We support the Belgrade-Pristina dialogue under the auspices of the European Union with the aim to resolve the Kosovo problem. We hope that EU will perform its mediating functions in bona-fide way.
We believe that the key to successful progress on this track is the implementation of decisions already agreed by the parties, primarily in terms of the formation of the Community of Serbian Municipalities in Kosovo. Pristina has been sabotaging this commitment since 2013. This key agreement should be implemented.
Attempts to promote the idea of a “Greater Albania” can overthrow post-conflict normalization in the territory of former Yugoslavia.
Intra-Bosnian process require close attention and global consensus. The initiative of the former High Representative to Bosnia and Herzegovina Valentin Inzko, introduced without prior consultations, to pass a law on criminalizing “genocide denial” has caused significant damage to interethnic dialogue. It provoked an unprecedented crisis in internal Bosnian political life. With a stroke of a pen mediation efforts by the international community aimed also at transferring all responsibility to the Bosnian authorities were critically disrupted.
The situation with the appointment of Inzko’s successor did not contribute to BiH stability.
We are ready for close and constructive interaction with other members of international community on the future of BiH. During the voting in the UN Security Council on November 3, we supported the French draft resolution on the extension of the mandate of the operation of the European Union Forces in BiH “Althea” for one year. Now we need to return the Bosnian post-conflict stabilization process to a positive course based on the Dayton principles of equality of the three constituent peoples and two entities with broad constitutional powers. It is important that these principles remain in the core of the election law of the country.
Dayton architecture remains the only guarantee of peace and stability. Attempts to “modernize” or “adapt” it to certain standards (to centralize BiH and abolish the “ethnic veto” in the decision-making system of the country, strengthening the central authorities and the so-called “civil” BiH) are dangerous for the fragile internal balance between the interests of the three constituent peoples. They are contrary to the spirit and letter of Dayton. Implications of new experiments can be quite dire.
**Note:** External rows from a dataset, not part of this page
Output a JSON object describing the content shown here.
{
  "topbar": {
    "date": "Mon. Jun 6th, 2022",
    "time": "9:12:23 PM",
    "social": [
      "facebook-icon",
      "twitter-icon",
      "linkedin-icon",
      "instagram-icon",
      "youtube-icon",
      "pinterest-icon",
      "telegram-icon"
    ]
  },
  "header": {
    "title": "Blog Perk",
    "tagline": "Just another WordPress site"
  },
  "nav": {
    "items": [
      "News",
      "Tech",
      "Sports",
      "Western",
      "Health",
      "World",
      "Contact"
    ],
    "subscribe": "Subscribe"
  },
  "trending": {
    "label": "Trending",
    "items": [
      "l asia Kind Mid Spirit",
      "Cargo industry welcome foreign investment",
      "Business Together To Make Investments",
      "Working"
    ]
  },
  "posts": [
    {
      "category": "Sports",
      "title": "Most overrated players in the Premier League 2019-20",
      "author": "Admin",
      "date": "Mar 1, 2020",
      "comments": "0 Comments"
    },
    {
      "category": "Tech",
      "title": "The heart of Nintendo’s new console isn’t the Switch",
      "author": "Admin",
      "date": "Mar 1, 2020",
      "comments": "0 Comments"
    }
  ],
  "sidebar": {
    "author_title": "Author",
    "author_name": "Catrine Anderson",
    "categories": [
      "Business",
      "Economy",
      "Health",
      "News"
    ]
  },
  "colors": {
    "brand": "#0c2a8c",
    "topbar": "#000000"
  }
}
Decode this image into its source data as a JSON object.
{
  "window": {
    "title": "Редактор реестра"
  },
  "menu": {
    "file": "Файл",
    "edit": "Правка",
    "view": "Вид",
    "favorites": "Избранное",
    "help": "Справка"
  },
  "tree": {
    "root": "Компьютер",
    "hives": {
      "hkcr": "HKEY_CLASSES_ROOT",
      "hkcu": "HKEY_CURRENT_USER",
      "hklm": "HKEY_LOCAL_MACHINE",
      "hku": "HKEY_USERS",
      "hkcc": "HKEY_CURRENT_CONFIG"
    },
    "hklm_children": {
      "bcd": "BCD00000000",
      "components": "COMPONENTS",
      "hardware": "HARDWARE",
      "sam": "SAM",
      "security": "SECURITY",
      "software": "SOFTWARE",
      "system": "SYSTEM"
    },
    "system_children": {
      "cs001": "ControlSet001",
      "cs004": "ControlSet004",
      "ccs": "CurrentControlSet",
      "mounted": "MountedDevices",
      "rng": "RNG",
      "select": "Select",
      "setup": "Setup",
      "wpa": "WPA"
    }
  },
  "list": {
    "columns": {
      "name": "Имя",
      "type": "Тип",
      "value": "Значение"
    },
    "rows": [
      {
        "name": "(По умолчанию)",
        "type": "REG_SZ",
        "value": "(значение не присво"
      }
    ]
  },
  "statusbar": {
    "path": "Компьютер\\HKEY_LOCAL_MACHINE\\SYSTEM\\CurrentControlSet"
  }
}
Summing up, we do not want WB to become an arena of geopolitical and geo-economic confrontation or a zone of “either with us or against us” paradigm, especially today, when cooperation of all states is needed to counter common threats (terrorism, drug trafficking, protecting the environment, countering climate change and pandemics). These challenges are aggravated by persisting regional and interethnic frictions. Settlement of these problems as well as many others in this fragile region requires a common approach. Russia and the EU have a good chance and a responsibility to work together for the best of the local people—Serbs, Croats, Bosniacs, Macedonians, Albanians and others. It’s obvious that win-win option and mutually beneficial cooperation is key to stability, security, social and economic prosperity in the region. We need to find mechanisms that will allow the countries of the region to benefit from interaction both with East and the West. It is now on us to build bridges that will be useful for all.
The famous writer, diplomat and Nobel Prize winner Ivo Andrič once wrote: “From everything that man builds in his urge for living nothing is in my eyes better and more valuable than bridges. They are more important than houses, more sacred than shrines. Belonging to everyone and being equal to everyone, useful, always built with a sense, on the spot where most human needs are crossing, they are more durable than other buildings and they do not serve for anything secret or bad.”
This is more than true. Especially in WB region.